On the 8th of February, high ranking French officials warned that they would not hesitate to take “intervention measures” if it was proved that the Syrian regime is using chemical warfare. The Assad regime in Syria has seen repeated accusations of a number of human rights abuses, including the use of chemical weapons.
The modern state of Syria was established after World War I, marking the end of centuries of Ottoman rule. The state was handed over to France in a League of Nations mandate. According to the mandate, France would act as a trustee until the inhabitants could stand on their own. The Mandate for Syria and the Lebanon ended in October 1945. The Arab-Socialist Ba’ath Party gained power after a coup in 1963 and has remained in power since, headed first by Hafez al-Assad, and then by his son, current Syrian President Bashar al-Assad.
The Syrian civil war has been going on since 2011. It began during the Arab Spring protests due to resentment towards the Assad government. It now involves a number of factions with opposing interests: the Syrian government and its allies (including Russia and Iran); a loose alliance of Sunni Arab rebel groups (including the Free Syrian Army); the majority-Kurdish Syrian Democratic Forces (SDF) which is backed by the United States in the fight against ISIS; Salafi jihadist groups and the Islamic State of Iraq and the Levant (ISIS).
In recent months, Israel has increased its presence in Syria as well. The ongoing conflict between the US-allied Turkish government and a number of US-aligned Kurdish militia has stalled the fight against the Islamic State. A number of other countries in the world are directly and indirectly involved.
According to the United Nations Human Rights Office of the High Commissioner, Syria is the site of a number of human rights crimes “including deliberate and indiscriminate attacks on civilians and protected objects, starvation, unlawful internment, and the use of chemical weapons.” These crimes have thus far been carried out with complete impunity.

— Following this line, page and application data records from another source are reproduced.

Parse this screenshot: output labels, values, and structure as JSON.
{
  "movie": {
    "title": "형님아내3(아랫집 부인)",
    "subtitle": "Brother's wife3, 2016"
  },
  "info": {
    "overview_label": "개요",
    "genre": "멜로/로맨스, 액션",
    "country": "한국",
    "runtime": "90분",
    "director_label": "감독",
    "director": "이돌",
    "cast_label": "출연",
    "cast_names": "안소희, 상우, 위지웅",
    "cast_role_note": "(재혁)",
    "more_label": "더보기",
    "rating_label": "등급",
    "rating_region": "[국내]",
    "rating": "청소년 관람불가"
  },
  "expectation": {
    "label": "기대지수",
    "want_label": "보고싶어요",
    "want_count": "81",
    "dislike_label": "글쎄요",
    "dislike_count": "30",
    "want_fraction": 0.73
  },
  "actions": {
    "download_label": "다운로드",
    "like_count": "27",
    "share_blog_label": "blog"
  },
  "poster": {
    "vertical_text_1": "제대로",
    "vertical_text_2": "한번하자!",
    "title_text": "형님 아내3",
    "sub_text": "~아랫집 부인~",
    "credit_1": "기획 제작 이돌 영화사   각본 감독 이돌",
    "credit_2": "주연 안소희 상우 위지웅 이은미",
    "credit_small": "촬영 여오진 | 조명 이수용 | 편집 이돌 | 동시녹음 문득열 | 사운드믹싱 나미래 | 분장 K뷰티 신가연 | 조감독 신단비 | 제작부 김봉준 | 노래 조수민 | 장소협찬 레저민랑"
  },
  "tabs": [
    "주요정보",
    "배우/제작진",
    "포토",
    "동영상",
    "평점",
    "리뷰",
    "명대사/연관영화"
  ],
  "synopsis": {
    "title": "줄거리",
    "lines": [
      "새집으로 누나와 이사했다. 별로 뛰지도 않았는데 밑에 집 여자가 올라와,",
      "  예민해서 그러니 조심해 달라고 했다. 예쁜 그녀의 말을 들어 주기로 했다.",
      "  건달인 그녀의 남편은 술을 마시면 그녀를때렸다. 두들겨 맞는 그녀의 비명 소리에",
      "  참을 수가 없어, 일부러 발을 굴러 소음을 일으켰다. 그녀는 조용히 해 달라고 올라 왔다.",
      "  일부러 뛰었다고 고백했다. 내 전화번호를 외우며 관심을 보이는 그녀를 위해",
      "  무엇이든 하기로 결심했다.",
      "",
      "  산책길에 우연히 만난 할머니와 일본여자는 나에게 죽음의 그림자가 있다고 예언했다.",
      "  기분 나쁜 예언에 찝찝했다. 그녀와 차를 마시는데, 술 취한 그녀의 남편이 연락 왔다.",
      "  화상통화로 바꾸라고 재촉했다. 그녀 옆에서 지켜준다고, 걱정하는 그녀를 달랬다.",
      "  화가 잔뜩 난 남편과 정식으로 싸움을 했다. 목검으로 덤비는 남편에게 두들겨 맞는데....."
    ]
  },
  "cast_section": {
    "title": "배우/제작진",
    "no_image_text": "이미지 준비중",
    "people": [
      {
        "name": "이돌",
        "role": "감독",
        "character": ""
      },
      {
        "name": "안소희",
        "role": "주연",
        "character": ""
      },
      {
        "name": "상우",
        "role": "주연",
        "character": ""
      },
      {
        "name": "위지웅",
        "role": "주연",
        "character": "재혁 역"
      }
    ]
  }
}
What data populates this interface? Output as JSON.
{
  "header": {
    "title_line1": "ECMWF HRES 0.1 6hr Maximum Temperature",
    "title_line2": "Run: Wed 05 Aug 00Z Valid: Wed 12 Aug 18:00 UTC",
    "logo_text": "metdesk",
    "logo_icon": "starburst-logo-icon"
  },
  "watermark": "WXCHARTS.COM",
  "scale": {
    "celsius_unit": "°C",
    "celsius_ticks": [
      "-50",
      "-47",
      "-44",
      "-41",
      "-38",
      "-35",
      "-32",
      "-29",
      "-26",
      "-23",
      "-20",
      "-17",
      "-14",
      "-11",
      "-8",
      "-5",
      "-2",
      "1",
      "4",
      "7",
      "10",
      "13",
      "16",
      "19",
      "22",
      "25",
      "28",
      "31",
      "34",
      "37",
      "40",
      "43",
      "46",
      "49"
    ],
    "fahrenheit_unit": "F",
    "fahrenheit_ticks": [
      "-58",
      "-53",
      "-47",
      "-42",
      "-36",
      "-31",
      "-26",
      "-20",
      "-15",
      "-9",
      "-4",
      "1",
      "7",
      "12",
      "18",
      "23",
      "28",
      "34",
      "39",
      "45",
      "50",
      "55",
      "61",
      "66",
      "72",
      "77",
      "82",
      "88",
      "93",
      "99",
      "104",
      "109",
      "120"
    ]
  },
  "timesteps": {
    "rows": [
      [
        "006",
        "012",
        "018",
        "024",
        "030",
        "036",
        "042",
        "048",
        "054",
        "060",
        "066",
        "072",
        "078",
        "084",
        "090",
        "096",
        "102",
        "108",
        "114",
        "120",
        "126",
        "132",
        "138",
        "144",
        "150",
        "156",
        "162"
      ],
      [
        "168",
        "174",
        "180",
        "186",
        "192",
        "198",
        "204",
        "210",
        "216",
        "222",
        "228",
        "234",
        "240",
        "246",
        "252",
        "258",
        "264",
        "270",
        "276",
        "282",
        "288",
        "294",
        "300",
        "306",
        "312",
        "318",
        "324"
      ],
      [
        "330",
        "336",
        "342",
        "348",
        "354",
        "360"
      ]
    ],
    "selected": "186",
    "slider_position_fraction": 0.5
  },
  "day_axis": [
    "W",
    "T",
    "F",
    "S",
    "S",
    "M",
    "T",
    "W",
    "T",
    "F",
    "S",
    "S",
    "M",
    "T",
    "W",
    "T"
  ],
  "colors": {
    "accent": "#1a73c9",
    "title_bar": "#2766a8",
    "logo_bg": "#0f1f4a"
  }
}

France has openly opposed the Assad regime since 2011. In 2012, it was reported that the country was directly funding rebel groups in the region. In the latter half of 2015, France conducted a number of air strikes in Syria.
On Thursday, France announced that it would commence “intervention measures” if allegations of chemical warfare in Syria were proven to be true.
“If the use of chemical weapons was found, verified, attributed and the use of the chemical weapons left people dead,” France would take "intervention measures to prevent the proliferation of chemical weapons," Foreign Minister Jean Yves Le Drian, told a local news agency on Thursday.
While there has been no hard evidence linking the use of such weapons to the state thus far, Drian said, “There is an accumulation of convergences, accumulation of indications suggesting that chemical weapons can be used or have already been used.” No details were provided on what this intervention would entail.
Chemical weapons were first reported in Syria in 2013, when hundreds of civilians were killed in an attack thought to be carried out by the government. A UN investigative body, the Independent International Commission of Inquiry on the Syrian Arab Republic, was vetoed by Russia in 2017. Before its demise, the agency reported that at least two major chemical attacks were carried out in 2014 and 2015. In April 2017, a nerve agent was reportedly used in the town of Khan Shaykhun, killing over 70 people.
A UN Commission of Inquiry on War Crimes report released on Tuesday stated that chemical weapons were used by pro-regime forces in Eastern Ghouta. Witness reports from aid workers have also repeatedly stated that the regime is using such weapons. Since Assad’s assault on Eastern Ghouta began in February, approximately 1000 civilians have been killed, and over 300 injured. On Thursday, it was suspected that chemical weapons were used once again as victims were rushed to hospitals due to breathing difficulties.
In January, France imposed sanctions on 25 businesses and traders thought to have links to chemical weapons in Syria. The country also launched a political initiative called “No Impunity” against the spread of chemical arms. Since February, the United Nations has made calls for a month-long ceasefire in order to deliver aid. However, the Assad regime has continued to press on. “We will continue fighting terrorism ... and the Ghouta operation is a continuation of fighting terrorism,” President Assad told journalists on Sunday. The Syrian state has also denied all allegations that it uses chemical weapons.
Our assessment is that Syria is facing a humanitarian crisis that has resulted in the death and injury of thousands of civilians. International organisations have been unable to provide effective aid due to the state’s refusal to call a ceasefire. We believe that Syrian allies could put pressure on Assad to allow relief efforts to reach the region. As stated previously, we believe that the international community must come together in order to end violence in the region.